Bosnia and Herzegovina made limited or no progress in most areas of competitiveness and inclusive growth (information society and media, taxation, economic and monetary policy, enterprise and industrial policy, education and culture, and the customs union), where it is at an early stage or has some level of preparation. These areas have significant links to the country’s Economic Reform Programme. Socio-economic reforms must be pursued to help address the existing structural weaknesses, low competitiveness, high unemployment, as well as the impact of the pandemic, which has further increased their urgency. Some progress was made with the adoption of policies on inclusive education, vocational education and training, and entrepreneurial learning.

Bosnia and Herzegovina made some or limited progress in most areas related to the Green Agenda and sustainable connectivity, (trans-European networks, energy, and environment and climate change), where it is at an early stage or has some level of preparation. The country needs to significantly step up its ambitions towards a green transition, and align its laws on gas and electricity with the EU acquis. The green transition and sustainable connectivity are key to economic integration within the region and with the EU, facilitating cross-border trade within the region and creating real benefits for businesses and citizens. This cluster and the reforms concerned have significant links to the Economic Reform Programme, the Economic and Investment Plan and the Green Agenda for the Western Balkans.

Bosnia and Herzegovina made no progress in the areas linked to resources, agriculture and cohesion (agriculture and rural development, food safety, veterinary and phytosanitary policy, fisheries, and financial and budgetary provisions), where preparation is mostly at an early stage.

Bosnia and Herzegovina has some level of preparation but made no progress as regards external relations. The country needs to intensify the efforts to finalise its accession to the World Trade Organization. Bosnia and Herzegovina is strongly encouraged to improve its alignment with the EU foreign policy statements and restrictive measures, which has significantly declined to reach 43% by August 2021, which is worrying. Bosnia and Herzegovina continued to actively participate in regional cooperation and maintain good neighbourly relations.

Key dates

June 2003: The EU-Western Balkans Thessaloniki Summit confirms the EU perspective for the Western Balkans.

June 2008: Signature of the Stabilisation and Association Agreement and Interim Agreement on trade and trade-related issues.

December 2010: Visa-free travel to the Schengen area for the citizens of Bosnia and Herzegovina.

September 2011: Double-hatting of the Head of EU Delegation as EU Special Representative in Bosnia and Herzegovina, reinforcing EU’s role in the country.

June 2015: The EU-Bosnia and Herzegovina Stabilisation and Association Agreement enters into force.

February 2016: Bosnia and Herzegovina submits its application for EU membership.

September 2016: The EU Council invites the European Commission to present its Opinion (Avis) on Bosnia and Herzegovina’s EU membership application.

February 2018: The European Commission adopts its strategy for ‘A credible enlargement perspective for and enhanced EU engagement with the Western Balkans’.

May 2019: The European Commission adopts its Opinion on the membership application of Bosnia and Herzegovina, including 14 key priorities.
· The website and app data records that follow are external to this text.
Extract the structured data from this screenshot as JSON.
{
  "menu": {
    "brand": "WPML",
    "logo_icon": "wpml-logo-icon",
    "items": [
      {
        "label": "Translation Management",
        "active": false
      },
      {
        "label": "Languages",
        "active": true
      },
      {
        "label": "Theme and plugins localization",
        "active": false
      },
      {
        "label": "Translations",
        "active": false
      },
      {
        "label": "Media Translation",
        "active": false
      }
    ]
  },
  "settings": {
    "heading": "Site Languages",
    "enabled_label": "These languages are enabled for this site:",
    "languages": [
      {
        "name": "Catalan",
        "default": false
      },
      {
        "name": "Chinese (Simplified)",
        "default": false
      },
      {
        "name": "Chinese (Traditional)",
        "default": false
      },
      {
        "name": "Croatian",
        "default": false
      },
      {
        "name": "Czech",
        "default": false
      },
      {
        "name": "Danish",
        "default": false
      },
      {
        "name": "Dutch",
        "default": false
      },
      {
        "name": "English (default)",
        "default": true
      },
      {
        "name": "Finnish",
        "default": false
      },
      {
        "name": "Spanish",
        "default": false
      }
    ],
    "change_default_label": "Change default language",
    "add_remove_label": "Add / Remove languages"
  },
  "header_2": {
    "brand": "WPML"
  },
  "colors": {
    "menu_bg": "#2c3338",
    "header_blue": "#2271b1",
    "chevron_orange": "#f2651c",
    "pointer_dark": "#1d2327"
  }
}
December 2019: The EU Council adopts conclusions on the Commission’s Opinion, endorsing the 14 key priorities therein as the conditions for Bosnia and Herzegovina to fulfil in order to be recommended for the opening of accession negotiations.

February 2020: Revised methodology, presented by the Commission, to drive forward the enlargement process with a stronger political steer and in a more credible, predictable, dynamic way.

October 2020: Commission proposal to further the EU-Western Balkans agenda with an Economic and Investment Plan for the region.

 

For More Information

Bosnia and Herzegovina Report 2021

Enlargement Package 2021

Bosnia and Herzegovina Factograph